Selection of eyeglass frames: Criteria of a proper spectacle frame
First and foremost, the frame must look good on you. No matter how perfectly well designed a frame is, if it does not suit you, it is obviously not for you.
However, to help you choose a frame such that it will be acceptable optically as well aesthetically the following pointers have been enumerated.
(1) If the power is high, do not choose a frame with large apertures. The thickness of the edge of the lens, especially minus lenses mounted in the spectacle aperture, depends upon the lens power and size. Too large a lens will have a thick edge and give many irritating reflections besides looking unsightly.
(2) If the power is high, especially in plus lenses, the glasses will weigh more. Choose a frame which has a comfortable broad nose support zone. A narrow nose support or one with separate nose pads can actually cause pain after some time.
(3) Do be certain that the eyes fit in the center of the frame aperture.

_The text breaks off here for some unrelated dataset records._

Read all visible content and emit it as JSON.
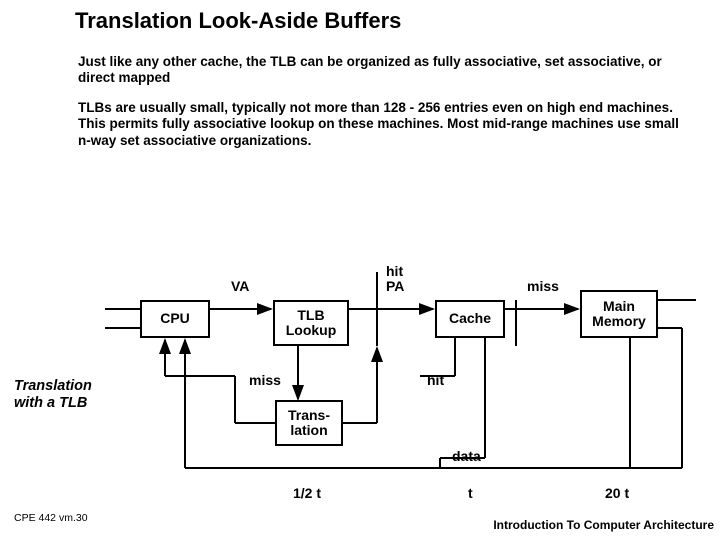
{
  "title": "Translation Look-Aside Buffers",
  "para1": "Just like any other cache, the TLB can be organized as fully associative, set associative, or direct mapped",
  "para2": "TLBs are usually small, typically not more than 128 - 256 entries even on high end machines.  This permits fully associative lookup on these machines.  Most mid-range machines use small n-way set associative organizations.",
  "caption_l1": "Translation",
  "caption_l2": "with a TLB",
  "labels": {
    "va": "VA",
    "hit": "hit",
    "pa": "PA",
    "miss_top": "miss",
    "miss_below": "miss",
    "hit_below": "hit",
    "data": "data",
    "t_half": "1/2 t",
    "t": "t",
    "t20": "20 t"
  },
  "boxes": {
    "cpu": "CPU",
    "tlb": "TLB Lookup",
    "cache": "Cache",
    "mem": "Main Memory",
    "trans": "Trans- lation"
  },
  "footer": {
    "left": "CPE 442  vm.30",
    "right": "Introduction To Computer Architecture"
  },
  "chart_data": {
    "type": "diagram",
    "title": "Translation with a TLB",
    "nodes": [
      {
        "id": "cpu",
        "label": "CPU"
      },
      {
        "id": "tlb",
        "label": "TLB Lookup"
      },
      {
        "id": "cache",
        "label": "Cache"
      },
      {
        "id": "mem",
        "label": "Main Memory"
      },
      {
        "id": "trans",
        "label": "Translation"
      }
    ],
    "edges": [
      {
        "from": "cpu",
        "to": "tlb",
        "label": "VA"
      },
      {
        "from": "tlb",
        "to": "cache",
        "label": "hit PA"
      },
      {
        "from": "cache",
        "to": "mem",
        "label": "miss"
      },
      {
        "from": "tlb",
        "to": "trans",
        "label": "miss"
      },
      {
        "from": "trans",
        "to": "cache",
        "label": ""
      },
      {
        "from": "cache",
        "to": "cpu",
        "label": "hit (data)"
      },
      {
        "from": "mem",
        "to": "cpu",
        "label": "data"
      }
    ],
    "timings": [
      {
        "stage": "TLB Lookup / Translation",
        "time": "1/2 t"
      },
      {
        "stage": "Cache",
        "time": "t"
      },
      {
        "stage": "Main Memory",
        "time": "20 t"
      }
    ]
  }
}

If the eyes do not center, when the glasses are made there will be a great deal of optical distortion.
(4) The ear pieces should not dig their way in behind the ear. All good frames have the last 5 mm turning out to prevent a bite and you should be certain to check it.
(5) If a bifocal is to be made, be certain that the frame fits well and has adequate place to be in its proper position.
Your optician is usually the best guide. Most reputed opticians will take the time and effort to explain to you and see that the frame fits well. Spectacles are worn for over 14 hours a day and even minor discomfort can cause a great deal of irritation. Keep plenty of time free when choosing a frame. Try various styles for both optical and cosmetic appearance. Do not let yourself be steamrollered into buying a frame you do not like. Shop around, and if an optician does not spare time, tries to handle three customers at the same time, obviously he is not the optician for you.
There was a time when all a person who wanted spectacles did, was to go to the corner drug store, and by trial and error, from a ready stock, decide which spectacles suited him best.
As science started advancing, the power was specified exactly but no guidance was given to a wearer on the type of frame he should choose for proper vision. The result often is a perfect prescription, coupled to precision spectacle lenses, fitted in an incorrect frame with a poor setting. The result: a disaster.
The patient then shuttles between the doctor who gave the prescription and the optician who made the lens. Both remain adamant that they are correct, leaving the patient in the lurch.
This section has been particularly written with this in mind. A patient who knows why and how a spectacle frame is fitted, is in a better position to judge his frame and get the service he desires and is entitled to. More often than not minor changes in the setting of the glass or bifocals are all that is required for comfort.